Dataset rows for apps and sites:
"""
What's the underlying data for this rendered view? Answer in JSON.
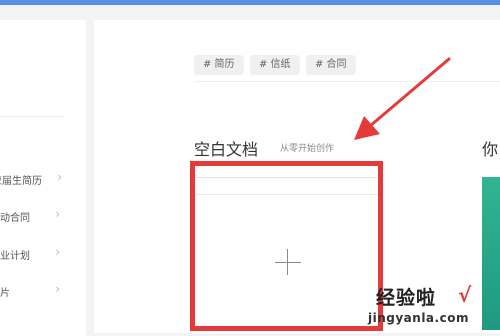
{
  "sidebar": {
    "items": [
      {
        "label": "应届生简历"
      },
      {
        "label": "劳动合同"
      },
      {
        "label": "创业计划"
      },
      {
        "label": "名片"
      }
    ]
  },
  "tags": [
    {
      "label": "# 简历"
    },
    {
      "label": "# 信纸"
    },
    {
      "label": "# 合同"
    }
  ],
  "blank_section": {
    "title": "空白文档",
    "subtitle": "从零开始创作"
  },
  "next_section": {
    "title": "你"
  },
  "card": {
    "icon": "plus-icon"
  },
  "annotation": {
    "color": "#e53a3a"
  },
  "watermark": {
    "main": "经验啦",
    "check": "√",
    "sub": "jingyanla.com"
  },
  "colors": {
    "topbar": "#5b8fe6",
    "template_preview": "#30b592"
  }
}
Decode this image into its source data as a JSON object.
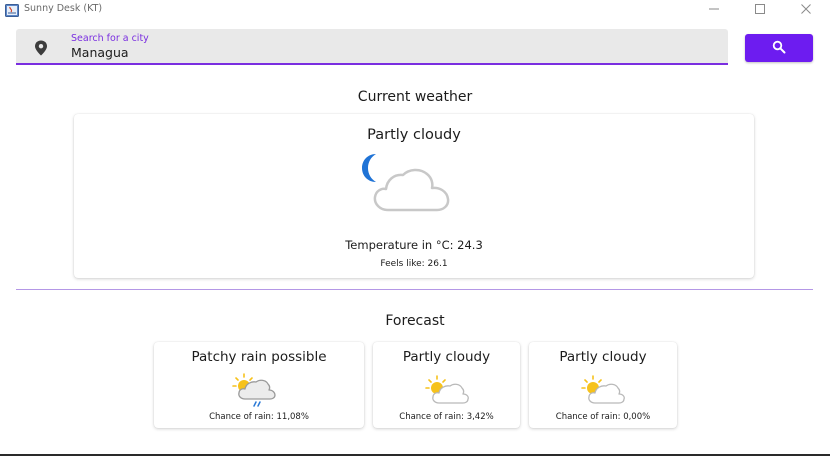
{
  "window": {
    "title": "Sunny Desk (KT)",
    "controls": {
      "minimize": "—",
      "maximize": "☐",
      "close": "✕"
    }
  },
  "search": {
    "label": "Search for a city",
    "value": "Managua",
    "icon": "map-pin-icon",
    "button_icon": "search-icon",
    "accent": "#6d1cf0"
  },
  "current": {
    "section_title": "Current weather",
    "condition": "Partly cloudy",
    "icon": "partly-cloudy-night-icon",
    "temperature_text": "Temperature in °C: 24.3",
    "feels_like_text": "Feels like: 26.1"
  },
  "forecast": {
    "section_title": "Forecast",
    "days": [
      {
        "condition": "Patchy rain possible",
        "rain": "Chance of rain: 11,08%",
        "icon": "patchy-rain-icon"
      },
      {
        "condition": "Partly cloudy",
        "rain": "Chance of rain: 3,42%",
        "icon": "partly-cloudy-day-icon"
      },
      {
        "condition": "Partly cloudy",
        "rain": "Chance of rain: 0,00%",
        "icon": "partly-cloudy-day-icon"
      }
    ]
  },
  "colors": {
    "accent": "#7a2ee0",
    "moon": "#1f73d6",
    "sun": "#f6c21c",
    "rain": "#2b7ad6"
  }
}
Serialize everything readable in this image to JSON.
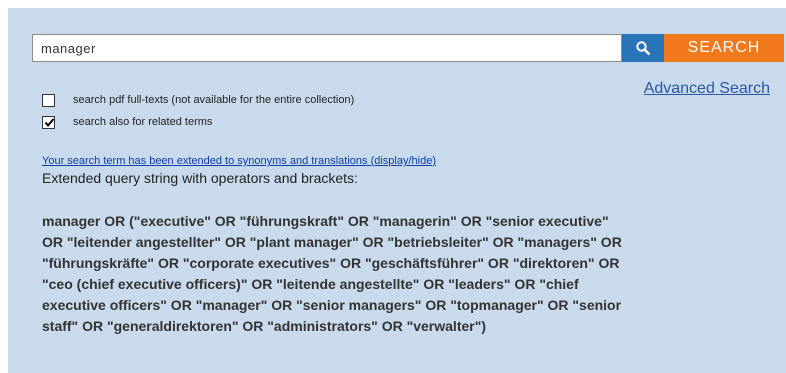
{
  "search": {
    "value": "manager",
    "button_label": "SEARCH",
    "advanced_link": "Advanced Search"
  },
  "options": [
    {
      "label": "search pdf full-texts (not available for the entire collection)",
      "checked": false
    },
    {
      "label": "search also for related terms",
      "checked": true
    }
  ],
  "extended": {
    "link_text": "Your search term has been extended to synonyms and translations (display/hide)",
    "intro": "Extended query string with operators and brackets:",
    "query": "manager OR (\"executive\" OR \"führungskraft\" OR \"managerin\" OR \"senior executive\" OR \"leitender angestellter\" OR \"plant manager\" OR \"betriebsleiter\" OR \"managers\" OR \"führungskräfte\" OR \"corporate executives\" OR \"geschäftsführer\" OR \"direktoren\" OR \"ceo (chief executive officers)\" OR \"leitende angestellte\" OR \"leaders\" OR \"chief executive officers\" OR \"manager\" OR \"senior managers\" OR \"topmanager\" OR \"senior staff\" OR \"generaldirektoren\" OR \"administrators\" OR \"verwalter\")"
  },
  "colors": {
    "panel_background": "#c8daec",
    "search_button": "#f07a1c",
    "magnifier_button": "#2874b6",
    "link": "#2d58a3"
  },
  "icons": {
    "magnifier": "search-icon",
    "check": "checkmark-icon"
  }
}
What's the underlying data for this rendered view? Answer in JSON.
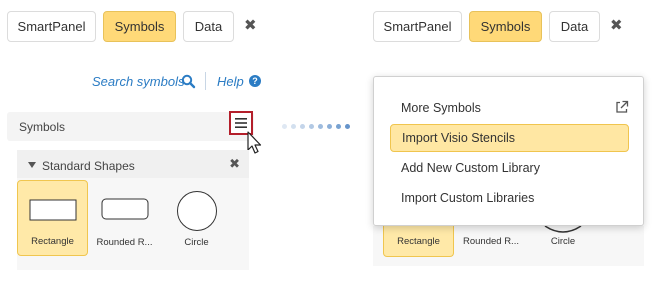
{
  "left_panel": {
    "tabs": [
      {
        "label": "SmartPanel",
        "active": false
      },
      {
        "label": "Symbols",
        "active": true
      },
      {
        "label": "Data",
        "active": false
      }
    ],
    "close_glyph": "✖",
    "search_link": "Search symbols",
    "help_link": "Help",
    "help_glyph": "?",
    "symbols_header": "Symbols",
    "library": {
      "title": "Standard Shapes",
      "close_glyph": "✖",
      "shapes": [
        {
          "label": "Rectangle",
          "icon": "rectangle-shape-icon",
          "selected": true
        },
        {
          "label": "Rounded R...",
          "icon": "rounded-rectangle-shape-icon",
          "selected": false
        },
        {
          "label": "Circle",
          "icon": "circle-shape-icon",
          "selected": false
        }
      ]
    }
  },
  "right_panel": {
    "tabs": [
      {
        "label": "SmartPanel",
        "active": false
      },
      {
        "label": "Symbols",
        "active": true
      },
      {
        "label": "Data",
        "active": false
      }
    ],
    "close_glyph": "✖",
    "dropdown_menu": [
      {
        "label": "More Symbols",
        "highlighted": false,
        "icon": "external-link-icon"
      },
      {
        "label": "Import Visio Stencils",
        "highlighted": true
      },
      {
        "label": "Add New Custom Library",
        "highlighted": false
      },
      {
        "label": "Import Custom Libraries",
        "highlighted": false
      }
    ],
    "shape_labels": [
      "Rectangle",
      "Rounded R...",
      "Circle"
    ]
  },
  "colors": {
    "accent_yellow": "#ffd978",
    "highlight_yellow": "#ffe7a3",
    "link_blue": "#2b7cc4",
    "menu_button_border": "#b41f2b"
  }
}
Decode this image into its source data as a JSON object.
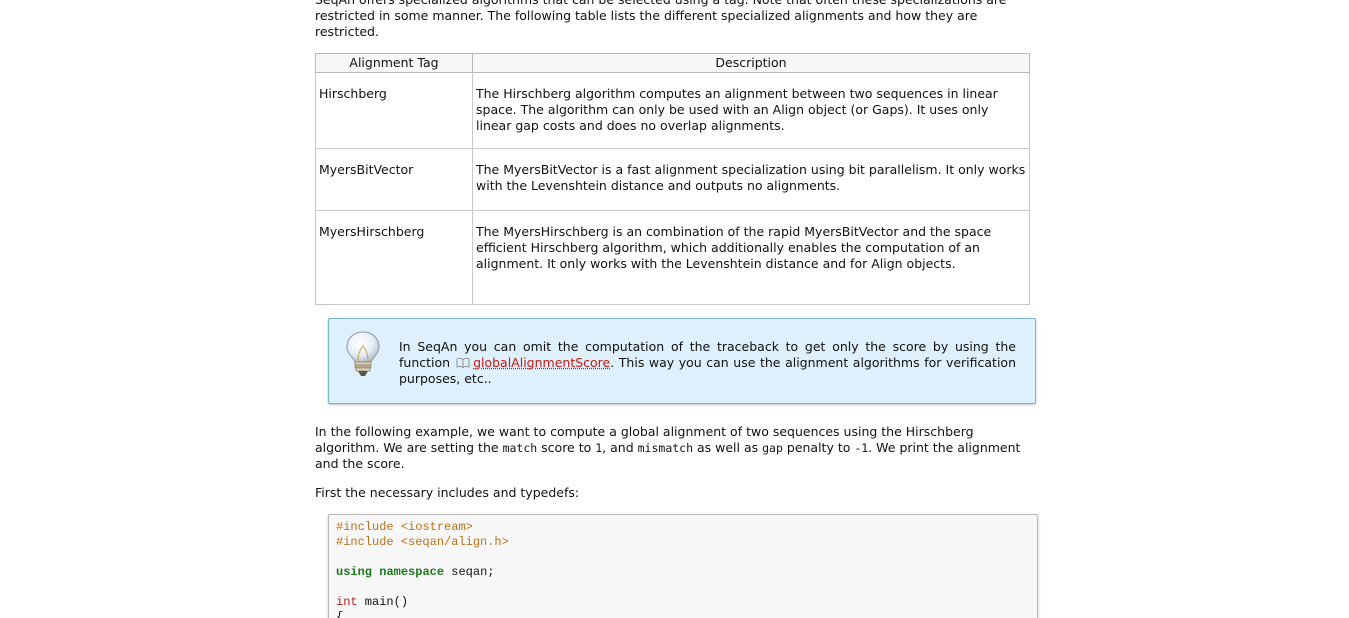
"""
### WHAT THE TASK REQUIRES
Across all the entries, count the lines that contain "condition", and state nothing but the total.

### REPLY
4